In Stride with Sports Medicine

Research suggests concussed athletes may return too soon

Published in the April 2008 issue of BioMechanics

by Jordana Bieze Foster


Current discussions of return-to-play criteria for athletes recovering from concussion tend to revolve around neuropsychological testing. But research from the University of Oregon suggests that such criteria should also take into account dynamic motor tasks, which may remain impaired even after neuropsychological measures have returned to pre-injury levels.

“Motor stability, particularly balance control when attention is divided, can be impaired for up to one month following what is sometimes considered to be a mild concussion,” said Li-Shan Chou, PhD, associate professor of human physiology at the university and senior author of the study, which was published January 31 in the online version of Medical Engineering and Physics. “Hence, neuropsychological assessments alone may not be adequate to detect lingering insufficiencies in motor function that could influence sports performance and vulnerability to further injury.”

Chou and colleagues also found that athletes who participate in contact sports were more likely to demonstrate impaired gait and balance than non-athletes, even in cases where the athletes had not been diagnosed with concussion—suggesting that head trauma may be affecting athletes' motor skills long before symptoms of concussion become evident.

“It is possible that diagnosed concussions as well as repeated exposure to sub-concussive blows in the non-concussed and concussed athlete groups decreased the ability of these individuals to control their sway during gait,” Chou said.

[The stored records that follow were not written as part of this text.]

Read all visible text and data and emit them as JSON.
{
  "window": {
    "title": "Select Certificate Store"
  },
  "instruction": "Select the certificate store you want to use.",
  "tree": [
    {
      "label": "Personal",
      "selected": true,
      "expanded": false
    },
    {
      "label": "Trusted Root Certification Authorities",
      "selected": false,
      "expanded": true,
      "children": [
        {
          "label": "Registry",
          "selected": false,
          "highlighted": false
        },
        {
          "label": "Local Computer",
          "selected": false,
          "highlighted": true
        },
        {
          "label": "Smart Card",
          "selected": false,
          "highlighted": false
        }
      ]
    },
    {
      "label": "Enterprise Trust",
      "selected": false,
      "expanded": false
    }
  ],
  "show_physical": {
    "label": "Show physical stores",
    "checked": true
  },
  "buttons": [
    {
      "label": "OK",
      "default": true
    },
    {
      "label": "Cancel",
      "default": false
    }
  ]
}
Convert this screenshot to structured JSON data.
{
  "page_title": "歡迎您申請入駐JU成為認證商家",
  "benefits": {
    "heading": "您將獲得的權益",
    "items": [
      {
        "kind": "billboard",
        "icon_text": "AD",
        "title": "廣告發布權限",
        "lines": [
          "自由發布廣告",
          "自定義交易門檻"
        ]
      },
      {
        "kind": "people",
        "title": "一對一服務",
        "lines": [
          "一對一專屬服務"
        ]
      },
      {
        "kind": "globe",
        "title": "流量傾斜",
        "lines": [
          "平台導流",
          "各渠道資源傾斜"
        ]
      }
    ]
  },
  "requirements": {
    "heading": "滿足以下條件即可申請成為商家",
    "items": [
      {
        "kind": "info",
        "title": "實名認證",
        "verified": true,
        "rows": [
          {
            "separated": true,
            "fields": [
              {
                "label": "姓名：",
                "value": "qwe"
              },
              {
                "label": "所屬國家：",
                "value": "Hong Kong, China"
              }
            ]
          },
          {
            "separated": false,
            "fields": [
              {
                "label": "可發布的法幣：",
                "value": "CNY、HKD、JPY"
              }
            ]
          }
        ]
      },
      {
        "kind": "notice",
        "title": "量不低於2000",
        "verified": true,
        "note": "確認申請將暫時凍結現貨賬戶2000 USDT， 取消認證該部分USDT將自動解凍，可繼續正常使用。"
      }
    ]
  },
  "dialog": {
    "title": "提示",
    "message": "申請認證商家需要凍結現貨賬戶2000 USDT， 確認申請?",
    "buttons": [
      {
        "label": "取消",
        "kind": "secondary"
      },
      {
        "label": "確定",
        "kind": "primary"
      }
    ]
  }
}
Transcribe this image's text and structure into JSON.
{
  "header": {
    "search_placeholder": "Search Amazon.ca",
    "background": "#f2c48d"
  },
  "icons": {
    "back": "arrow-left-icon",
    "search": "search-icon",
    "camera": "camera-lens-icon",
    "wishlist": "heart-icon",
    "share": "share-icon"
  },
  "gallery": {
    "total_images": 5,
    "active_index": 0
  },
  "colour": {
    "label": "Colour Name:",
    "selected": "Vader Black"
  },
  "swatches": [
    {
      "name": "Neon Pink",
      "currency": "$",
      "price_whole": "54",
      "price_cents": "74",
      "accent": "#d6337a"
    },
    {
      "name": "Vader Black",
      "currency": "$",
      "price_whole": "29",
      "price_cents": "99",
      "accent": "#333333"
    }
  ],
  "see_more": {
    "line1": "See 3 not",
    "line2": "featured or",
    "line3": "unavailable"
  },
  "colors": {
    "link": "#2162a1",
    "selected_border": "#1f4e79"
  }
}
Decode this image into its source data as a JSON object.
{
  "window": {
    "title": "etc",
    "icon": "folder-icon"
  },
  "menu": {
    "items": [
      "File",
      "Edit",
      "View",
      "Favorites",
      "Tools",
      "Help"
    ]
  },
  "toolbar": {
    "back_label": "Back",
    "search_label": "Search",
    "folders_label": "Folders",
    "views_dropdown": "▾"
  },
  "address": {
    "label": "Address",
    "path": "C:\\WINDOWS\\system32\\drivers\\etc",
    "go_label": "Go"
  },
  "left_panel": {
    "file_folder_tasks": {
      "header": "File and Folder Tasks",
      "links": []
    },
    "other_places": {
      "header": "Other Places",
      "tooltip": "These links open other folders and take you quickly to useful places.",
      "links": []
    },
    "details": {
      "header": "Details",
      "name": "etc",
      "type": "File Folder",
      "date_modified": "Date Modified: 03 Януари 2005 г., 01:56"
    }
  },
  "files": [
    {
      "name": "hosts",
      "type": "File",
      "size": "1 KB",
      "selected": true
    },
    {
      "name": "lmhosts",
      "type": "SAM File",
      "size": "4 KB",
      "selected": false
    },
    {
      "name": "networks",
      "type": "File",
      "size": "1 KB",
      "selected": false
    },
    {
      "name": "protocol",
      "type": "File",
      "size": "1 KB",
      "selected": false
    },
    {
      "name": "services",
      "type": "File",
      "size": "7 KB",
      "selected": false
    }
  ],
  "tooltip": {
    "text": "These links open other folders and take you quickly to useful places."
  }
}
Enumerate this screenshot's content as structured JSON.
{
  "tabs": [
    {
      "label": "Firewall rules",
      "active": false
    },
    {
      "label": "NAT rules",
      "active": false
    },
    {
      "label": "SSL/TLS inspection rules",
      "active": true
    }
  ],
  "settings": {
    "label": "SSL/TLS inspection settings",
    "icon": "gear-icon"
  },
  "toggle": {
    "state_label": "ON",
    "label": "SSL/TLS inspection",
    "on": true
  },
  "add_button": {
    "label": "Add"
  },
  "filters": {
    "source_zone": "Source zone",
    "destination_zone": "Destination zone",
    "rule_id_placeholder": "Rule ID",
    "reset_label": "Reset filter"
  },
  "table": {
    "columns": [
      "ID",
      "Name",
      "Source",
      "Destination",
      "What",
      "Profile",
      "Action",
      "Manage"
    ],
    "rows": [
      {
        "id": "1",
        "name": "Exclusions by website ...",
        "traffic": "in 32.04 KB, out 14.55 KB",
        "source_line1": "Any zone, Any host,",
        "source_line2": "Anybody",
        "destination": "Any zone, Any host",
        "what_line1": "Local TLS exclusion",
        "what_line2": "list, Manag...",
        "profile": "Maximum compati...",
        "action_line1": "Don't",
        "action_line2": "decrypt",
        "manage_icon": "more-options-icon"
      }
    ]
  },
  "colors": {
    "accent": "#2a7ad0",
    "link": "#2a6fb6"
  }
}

The researchers analyzed 28 concussed individuals and 28 matched controls; half of the subjects in each group were NCAA Division 1 or university club level athletes who played football, rugby, or lacrosse. The gait stability protocol required the subjects to walk along a 10 meter walkway at a self-selected speed, while investigators measured whole-body center of mass displacement and velocity as well as gait velocity, under single- and dual-task conditions. Testing was done 48 hours after injury, and again at five, 14 and 28 days post-concussion.

The investigators found clearly different gait stability patterns, in both the frontal and sagittal planes, that differentiated athletes from non-athletes, regardless of concussion status. Athletes demonstrated significantly greater sway excursion, faster sway velocity, slower gait velocity, and a smaller amount of separation between center of mass and center of pressure separation before each step. These differences were more pronounced under the dual-task condition than the single task condition, and persisted for the 28-day duration of the study.

In an earlier study, published in the December issue of the British Journal of Sports Medicine, the same researchers found that neuropsychological measures initially differentiated 29 concussed subjects from non-injured matched controls, but had resolved in most cases by day 14 and in all cases by day 28 after injury. By contrast, medial-lateral displacement during the dual-task condition remained significantly higher for the concussion group than the non-injured group at 28 days, although there was no significant between-group difference for the single-task condition.

The University of Oregon findings are particularly interesting in light of previous research suggesting that postural stability, as measured using the Sensory Organization Test in conjunction with NeuroCom balance testing devices, tends to resolve within three or four days following concussion—much sooner than neuropsychological measures. Compounding the issue is the fact that, because of the multifactorial nature of concussion and its manifestations, not all concussed athletes demonstrate postural stability impairments.

Investigators from the University of North Carolina at Chapel Hill, however, reported in a September 2006 Journal of Athletic Training study that nonlinear dynamics could be used to identify persistent postural control deficits in concussed athletes—even those who did not appear to be unstable.

The researchers analyzed 29 athletes who had sustained concussions while playing football, soccer, lacrosse or field hockey. Sixteen subjects, whose equilibrium scores (a composite of SOT test results) at 48 hours after injury were no more than 5% below their preseason scores, were classified as “steady”; 13 were classified as “unsteady.”

As expected, equilibrium scores returned to near preseason levels within 48 to 96 hours post-injury in the unsteady group. However, approximate entropy (a nonlinear dynamics estimate of the randomness of COP data) measures indicated that COP displacement in the medial-lateral direction was significantly less random following injury in all subjects, steady or unsteady, and that this significant difference was maintained at 96 hours post-injury—even after equilibrium scores had resolved.

“Approximate entropy is detecting something we can't see very well with our eyes. Just because these athletes look steady, doesn't mean all is entirely normal,” said Jim T. Cavanaugh, PhD, first author of the study, who is now an assistant professor of physical therapy at the University of New England in Portland, ME. “It's one more reason to be conservative with the decision to return these athletes to the field.”


Copyright 2008 Jordana Foster – 24 Kirkland Dr, Stow, MA – Email: – Fax: (815) 346-5239